* _Action item_
Please copy out all lines of the entries that contain the word "terrible".

Stored items from a collection
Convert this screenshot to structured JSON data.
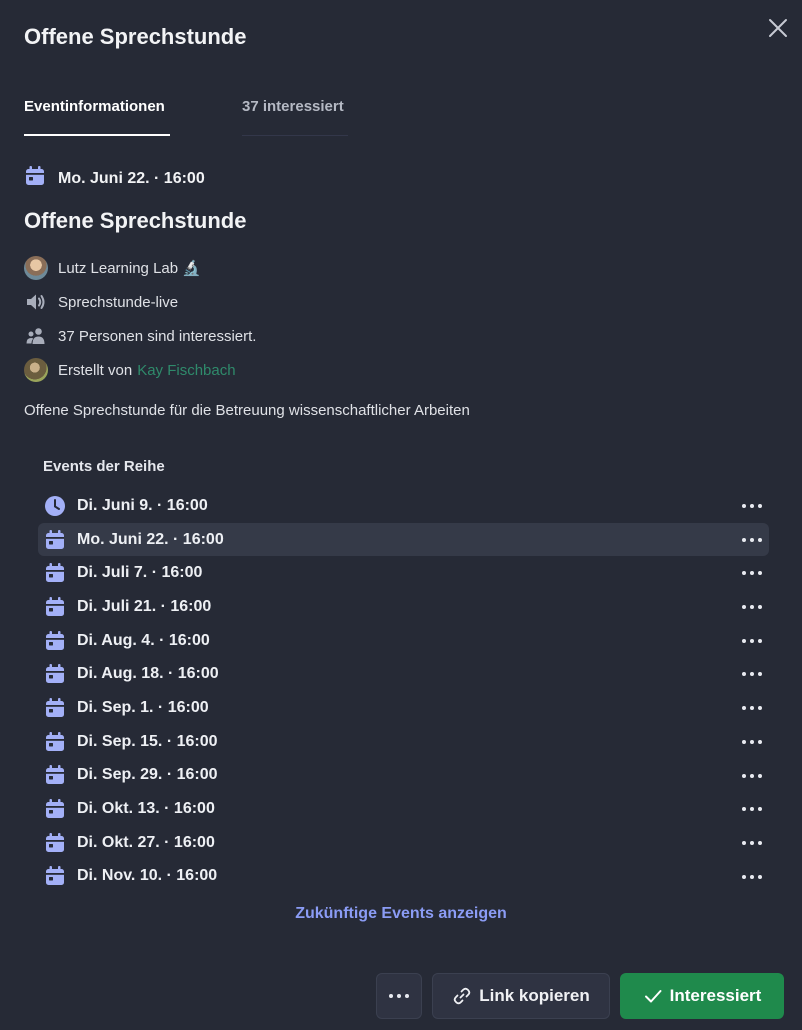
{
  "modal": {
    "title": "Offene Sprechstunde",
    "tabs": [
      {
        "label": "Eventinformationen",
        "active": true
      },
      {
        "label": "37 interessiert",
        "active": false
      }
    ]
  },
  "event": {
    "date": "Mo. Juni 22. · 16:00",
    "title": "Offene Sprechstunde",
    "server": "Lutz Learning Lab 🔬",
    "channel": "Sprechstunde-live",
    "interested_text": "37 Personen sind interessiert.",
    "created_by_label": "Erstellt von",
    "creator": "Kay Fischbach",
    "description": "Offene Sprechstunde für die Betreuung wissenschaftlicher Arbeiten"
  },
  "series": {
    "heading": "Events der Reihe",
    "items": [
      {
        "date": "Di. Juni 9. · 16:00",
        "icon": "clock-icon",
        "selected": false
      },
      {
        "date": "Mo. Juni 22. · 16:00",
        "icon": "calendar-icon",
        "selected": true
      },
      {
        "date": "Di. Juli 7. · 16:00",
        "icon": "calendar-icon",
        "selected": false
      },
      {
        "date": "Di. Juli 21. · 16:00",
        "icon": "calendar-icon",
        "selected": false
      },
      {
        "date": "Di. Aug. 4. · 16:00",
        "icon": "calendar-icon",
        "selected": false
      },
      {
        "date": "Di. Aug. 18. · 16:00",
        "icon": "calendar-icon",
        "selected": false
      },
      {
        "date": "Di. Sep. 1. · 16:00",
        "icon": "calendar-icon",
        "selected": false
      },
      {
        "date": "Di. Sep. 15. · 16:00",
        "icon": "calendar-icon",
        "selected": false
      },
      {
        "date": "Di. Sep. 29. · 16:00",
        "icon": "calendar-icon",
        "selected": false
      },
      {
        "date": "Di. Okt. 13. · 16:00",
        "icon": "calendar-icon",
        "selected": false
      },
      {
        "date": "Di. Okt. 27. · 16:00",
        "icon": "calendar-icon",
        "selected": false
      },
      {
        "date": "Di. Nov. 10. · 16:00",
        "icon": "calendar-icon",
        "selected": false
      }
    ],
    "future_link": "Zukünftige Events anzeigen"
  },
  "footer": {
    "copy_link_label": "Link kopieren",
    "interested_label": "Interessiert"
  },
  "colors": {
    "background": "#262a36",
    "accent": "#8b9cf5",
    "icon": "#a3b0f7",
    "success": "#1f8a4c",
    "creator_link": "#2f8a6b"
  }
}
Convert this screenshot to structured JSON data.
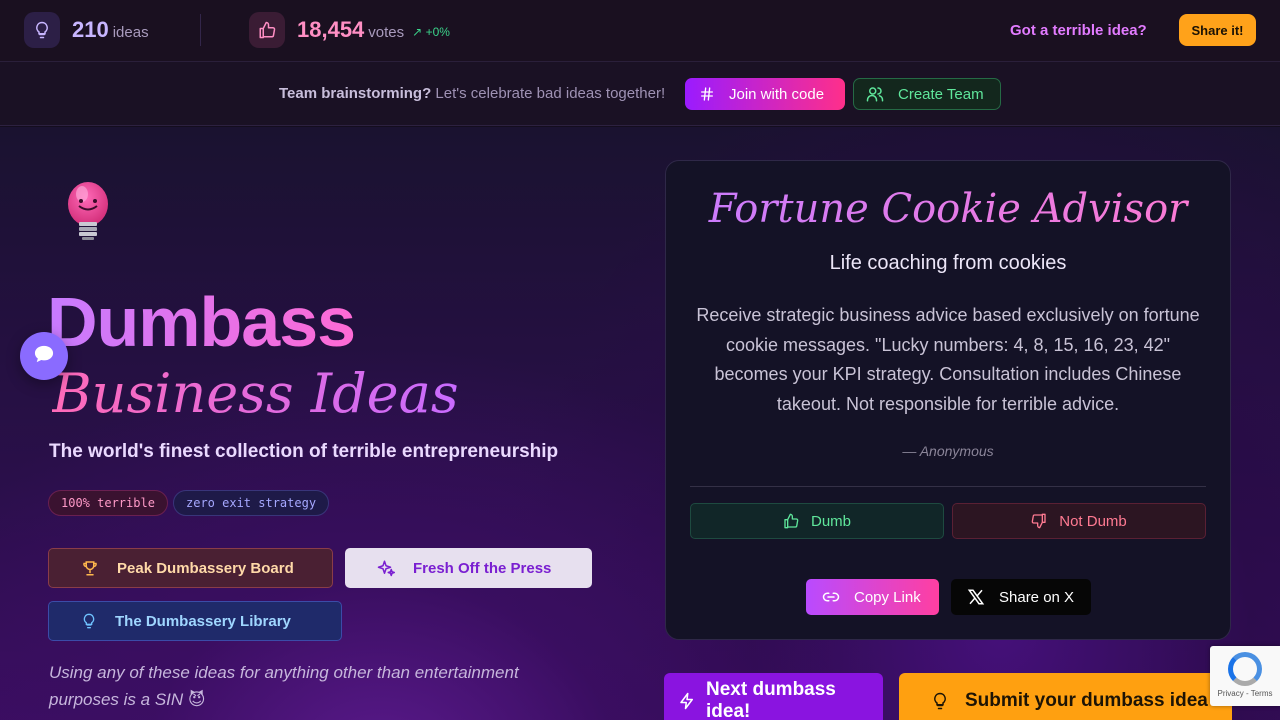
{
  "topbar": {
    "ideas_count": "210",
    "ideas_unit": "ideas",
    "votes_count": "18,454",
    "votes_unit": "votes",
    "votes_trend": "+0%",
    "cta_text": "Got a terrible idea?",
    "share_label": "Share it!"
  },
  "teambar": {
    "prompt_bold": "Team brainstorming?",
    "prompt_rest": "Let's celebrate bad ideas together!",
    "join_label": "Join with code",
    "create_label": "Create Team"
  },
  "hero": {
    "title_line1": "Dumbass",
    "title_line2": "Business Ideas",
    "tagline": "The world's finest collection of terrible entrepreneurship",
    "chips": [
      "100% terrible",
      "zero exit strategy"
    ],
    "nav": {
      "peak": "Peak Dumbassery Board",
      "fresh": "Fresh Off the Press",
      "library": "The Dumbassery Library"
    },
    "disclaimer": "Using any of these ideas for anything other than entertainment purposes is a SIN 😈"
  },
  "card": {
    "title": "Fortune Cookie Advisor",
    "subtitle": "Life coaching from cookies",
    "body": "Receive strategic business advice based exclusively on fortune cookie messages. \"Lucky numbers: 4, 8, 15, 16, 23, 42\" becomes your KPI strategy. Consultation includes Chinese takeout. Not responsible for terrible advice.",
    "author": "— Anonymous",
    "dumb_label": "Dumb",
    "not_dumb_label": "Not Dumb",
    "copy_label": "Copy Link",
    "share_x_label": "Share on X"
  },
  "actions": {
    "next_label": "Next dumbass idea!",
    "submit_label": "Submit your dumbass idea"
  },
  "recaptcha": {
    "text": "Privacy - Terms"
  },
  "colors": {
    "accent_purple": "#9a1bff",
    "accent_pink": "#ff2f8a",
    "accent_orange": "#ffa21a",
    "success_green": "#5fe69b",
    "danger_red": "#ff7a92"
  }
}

* _Answer_
    "cta_text": "Got a terrible idea?",
    "tagline": "The world's finest collection of terrible entrepreneurship",
      "100% terrible",
    "body": "Receive strategic business advice based exclusively on fortune cookie messages. \"Lucky numbers: 4, 8, 15, 16, 23, 42\" becomes your KPI strategy. Consultation includes Chinese takeout. Not responsible for terrible advice.",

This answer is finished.